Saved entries
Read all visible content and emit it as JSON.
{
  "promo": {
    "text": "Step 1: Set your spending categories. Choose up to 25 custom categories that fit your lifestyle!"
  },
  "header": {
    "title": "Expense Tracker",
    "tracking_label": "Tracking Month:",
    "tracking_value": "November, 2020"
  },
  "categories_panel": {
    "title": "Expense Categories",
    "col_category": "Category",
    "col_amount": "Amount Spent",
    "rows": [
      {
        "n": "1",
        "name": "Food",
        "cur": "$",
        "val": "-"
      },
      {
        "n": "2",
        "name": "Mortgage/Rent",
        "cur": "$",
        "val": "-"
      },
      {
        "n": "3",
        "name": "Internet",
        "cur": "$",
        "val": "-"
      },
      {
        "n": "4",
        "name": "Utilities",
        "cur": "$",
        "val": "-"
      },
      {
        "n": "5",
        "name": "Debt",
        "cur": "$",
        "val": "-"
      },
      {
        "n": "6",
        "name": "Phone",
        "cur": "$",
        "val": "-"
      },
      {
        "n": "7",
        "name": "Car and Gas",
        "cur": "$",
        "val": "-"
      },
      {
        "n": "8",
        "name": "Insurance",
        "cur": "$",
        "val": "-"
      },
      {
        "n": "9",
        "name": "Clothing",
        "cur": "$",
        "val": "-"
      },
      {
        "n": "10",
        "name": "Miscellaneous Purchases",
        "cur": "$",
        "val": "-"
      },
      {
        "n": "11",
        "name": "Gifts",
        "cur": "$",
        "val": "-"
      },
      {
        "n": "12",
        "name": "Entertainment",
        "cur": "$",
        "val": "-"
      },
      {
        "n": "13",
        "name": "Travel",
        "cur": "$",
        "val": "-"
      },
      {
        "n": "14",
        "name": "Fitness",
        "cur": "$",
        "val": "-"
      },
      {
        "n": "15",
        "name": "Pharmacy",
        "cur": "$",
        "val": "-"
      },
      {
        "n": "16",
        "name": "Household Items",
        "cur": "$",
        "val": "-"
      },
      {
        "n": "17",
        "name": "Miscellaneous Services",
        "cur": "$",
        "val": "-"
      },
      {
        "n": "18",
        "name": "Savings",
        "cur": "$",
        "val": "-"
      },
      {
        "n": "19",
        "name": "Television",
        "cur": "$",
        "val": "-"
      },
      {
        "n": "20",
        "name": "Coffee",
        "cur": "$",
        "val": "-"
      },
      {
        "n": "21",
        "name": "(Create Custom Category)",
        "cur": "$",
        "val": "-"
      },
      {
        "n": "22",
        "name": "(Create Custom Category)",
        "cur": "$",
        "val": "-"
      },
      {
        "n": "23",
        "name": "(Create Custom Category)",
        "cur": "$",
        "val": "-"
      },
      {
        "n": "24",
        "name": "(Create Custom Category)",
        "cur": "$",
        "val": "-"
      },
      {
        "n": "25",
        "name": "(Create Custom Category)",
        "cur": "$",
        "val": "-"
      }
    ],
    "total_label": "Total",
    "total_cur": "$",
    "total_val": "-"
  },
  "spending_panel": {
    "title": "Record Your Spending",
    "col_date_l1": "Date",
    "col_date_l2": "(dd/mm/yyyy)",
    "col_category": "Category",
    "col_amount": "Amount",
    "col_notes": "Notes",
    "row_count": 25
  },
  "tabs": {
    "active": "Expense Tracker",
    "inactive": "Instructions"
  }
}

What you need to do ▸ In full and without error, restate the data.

Result ▸
Read all visible content and emit it as JSON.
{
  "promo": {
    "text": "Step 1: Set your spending categories. Choose up to 25 custom categories that fit your lifestyle!"
  },
  "header": {
    "title": "Expense Tracker",
    "tracking_label": "Tracking Month:",
    "tracking_value": "November, 2020"
  },
  "categories_panel": {
    "title": "Expense Categories",
    "col_category": "Category",
    "col_amount": "Amount Spent",
    "rows": [
      {
        "n": "1",
        "name": "Food",
        "cur": "$",
        "val": "-"
      },
      {
        "n": "2",
        "name": "Mortgage/Rent",
        "cur": "$",
        "val": "-"
      },
      {
        "n": "3",
        "name": "Internet",
        "cur": "$",
        "val": "-"
      },
      {
        "n": "4",
        "name": "Utilities",
        "cur": "$",
        "val": "-"
      },
      {
        "n": "5",
        "name": "Debt",
        "cur": "$",
        "val": "-"
      },
      {
        "n": "6",
        "name": "Phone",
        "cur": "$",
        "val": "-"
      },
      {
        "n": "7",
        "name": "Car and Gas",
        "cur": "$",
        "val": "-"
      },
      {
        "n": "8",
        "name": "Insurance",
        "cur": "$",
        "val": "-"
      },
      {
        "n": "9",
        "name": "Clothing",
        "cur": "$",
        "val": "-"
      },
      {
        "n": "10",
        "name": "Miscellaneous Purchases",
        "cur": "$",
        "val": "-"
      },
      {
        "n": "11",
        "name": "Gifts",
        "cur": "$",
        "val": "-"
      },
      {
        "n": "12",
        "name": "Entertainment",
        "cur": "$",
        "val": "-"
      },
      {
        "n": "13",
        "name": "Travel",
        "cur": "$",
        "val": "-"
      },
      {
        "n": "14",
        "name": "Fitness",
        "cur": "$",
        "val": "-"
      },
      {
        "n": "15",
        "name": "Pharmacy",
        "cur": "$",
        "val": "-"
      },
      {
        "n": "16",
        "name": "Household Items",
        "cur": "$",
        "val": "-"
      },
      {
        "n": "17",
        "name": "Miscellaneous Services",
        "cur": "$",
        "val": "-"
      },
      {
        "n": "18",
        "name": "Savings",
        "cur": "$",
        "val": "-"
      },
      {
        "n": "19",
        "name": "Television",
        "cur": "$",
        "val": "-"
      },
      {
        "n": "20",
        "name": "Coffee",
        "cur": "$",
        "val": "-"
      },
      {
        "n": "21",
        "name": "(Create Custom Category)",
        "cur": "$",
        "val": "-"
      },
      {
        "n": "22",
        "name": "(Create Custom Category)",
        "cur": "$",
        "val": "-"
      },
      {
        "n": "23",
        "name": "(Create Custom Category)",
        "cur": "$",
        "val": "-"
      },
      {
        "n": "24",
        "name": "(Create Custom Category)",
        "cur": "$",
        "val": "-"
      },
      {
        "n": "25",
        "name": "(Create Custom Category)",
        "cur": "$",
        "val": "-"
      }
    ],
    "total_label": "Total",
    "total_cur": "$",
    "total_val": "-"
  },
  "spending_panel": {
    "title": "Record Your Spending",
    "col_date_l1": "Date",
    "col_date_l2": "(dd/mm/yyyy)",
    "col_category": "Category",
    "col_amount": "Amount",
    "col_notes": "Notes",
    "row_count": 25
  },
  "tabs": {
    "active": "Expense Tracker",
    "inactive": "Instructions"
  }
}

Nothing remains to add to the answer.